New government figures show that the coronavirus R rate could be above 1 for three regions across England as thousands of people are expected to flock to the coast to enjoy hot weather this weekend.
According to data released on Friday, the R value is estimated to range between 0.8 and 1.1 for London, the northwest and the southwest.
Crowded beaches and fishing villages in Cornwall and Devon can cause despair among residents during a normal summer but with a virus added into the mix, the fear and anger at incomers has reached fever pitch.
With fewer options to holiday abroad, a wave of visitors has hit the tourist hotspots of the southwest. Residents, businesses and lifeguards have likened the scenario to an endless bank holiday weekend. While the increase in visitors is helping some businesses, with some takings up 70 per cent on July last year, locals are concerned by the numbers cramming into the narrow streets and country lanes.
“It’s hell,” said Jenny Dean, 58, who has lived in St Ives since 1974.
Banners and signs ask people to “Please Keep To Your Left” along shopping streets but these were ignored by crowds when The Times visited on Thursday. “This is the worst it has ever been,” Mrs Dean said. “I know a lot of locals who aren’t going out. We don’t feel safe.”
The sentiment was repeated by other residents across the counties.
Toni Potter, 59, a gallery assistant who has lived in St Ives for 32 years, said that she did her food shopping in town at 7am “then I don’t go back”. She added: “We do want tourists but this is so extreme.”
Devon has the lowest Covid-19 death rate in England (21.8 deaths per 100,000 people) while Cornwall & Isles of Scilly has the fourth lowest (27.1 per 100,000).
Out of 182 areas in England, Scotland and Wales, Cornwall ranks 175th for infection levels (with 162 cases per 100,000 of the population) and Devon 176th (155 per 100,000). The only places in England with a lower infection rate are Dorset and North East Lincolnshire. Despite local fears, Devon and Cornwall have so far had only a very slight increase in recorded cases at the end of last month, with the daily average rising to three from about two.
Many holidaymakers were enjoying ice creams along the promenade at St Ives on Thursday while pubs and restaurants were doing a brisk trade.
However, Scott Stevens, 48, a construction company owner from Bishop’s Stortford, Hertfordshire, visiting with his wife, told The Times: “It’s not a relaxing holiday at all. It’s uncomfortable. You have to book everything three weeks in advance and there are no tables available in the restaurants.”

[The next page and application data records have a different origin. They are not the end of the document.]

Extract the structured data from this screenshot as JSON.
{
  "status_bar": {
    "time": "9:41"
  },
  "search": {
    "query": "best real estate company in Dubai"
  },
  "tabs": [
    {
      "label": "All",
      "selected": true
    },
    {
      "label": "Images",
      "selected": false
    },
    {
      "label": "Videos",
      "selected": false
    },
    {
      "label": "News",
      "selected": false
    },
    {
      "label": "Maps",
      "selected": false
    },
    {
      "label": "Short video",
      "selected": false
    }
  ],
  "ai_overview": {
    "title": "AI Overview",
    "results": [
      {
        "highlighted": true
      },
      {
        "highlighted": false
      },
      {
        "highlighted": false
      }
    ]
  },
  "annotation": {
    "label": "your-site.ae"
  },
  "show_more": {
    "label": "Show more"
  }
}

Tensions between locals and tourists have boiled over on occasions. A man was arrested on suspicion of assault last week for allegedly attacking two lifeboat volunteers in St Ives when they asked a driver parked in a space reserved for them to move his car.
A 14-year-old boy was attacked with a bottle on Perranporth beach, in north Cornwall, last month after asking tourists to pick up the plastic cups they had dropped. Police said that the suspects, who have not been caught, had “London accents”.
In the sailing harbour of Fowey, on the south coast of Cornwall, the pasty shops have been proving popular and the second-home owners have been staying longer.
Justine Hambly, 51, who runs Any Old Lights, an interior design shop, said that visitor numbers were on a par with Regatta Week, adding: “I think people could be more respectful of the rules. I don’t think it’s through unpleasantness, they just come on holiday and go into a completely different mode. People aren’t wearing masks or keeping their distance.”
Holly Lovelock, 21, an assistant at the Seasalt clothes shop, said that the beaches were so “incredibly packed” that she would avoid them until after summer.
As businesses less affected by social distancing make hay while the sun shines, places such as pubs and clothes shops are struggling to recoup income lost in lockdown.
Carol Tambling, landlady of the Lugger pub in Fowey, said: “We can only book so many people in for food. We missed Easter, we are missing Regatta Week and the Christmas market is looking like it will get cancelled.”
Salcombe, on the south coast of Devon, has been disturbed by unprecedented levels of antisocial behaviour and litter.
Jeff Gillard, 42, an ambulance medic, said that the town has resembled a “war zone” of broken glasses and takeaway boxes most mornings. “I wouldn’t say the numbers of people are hugely different, it just seems to be a different type of visitor,” he said. “The middle of Salcombe feels like a bit of a no-go zone from 10pm.”
Anthony Mangnall, the Conservative MP for Totnes, has promised “more police will be on the streets this weekend to deal with antisocial behaviour”.
The beaches of north Cornwall have been the busiest that many RNLI lifeguards can remember, with 14,000 counted at Perranporth in one day last week.
Tommy Job, 30, of the Watering Hole pub on the beach, said that antisocial behaviour had been worse in lockdown: “People were having big parties . . . now things are back to more normal. I think some locals have a chip on their shoulder because they had the place to themselves for a while. It always gets busy, it’s nothing abnormal.”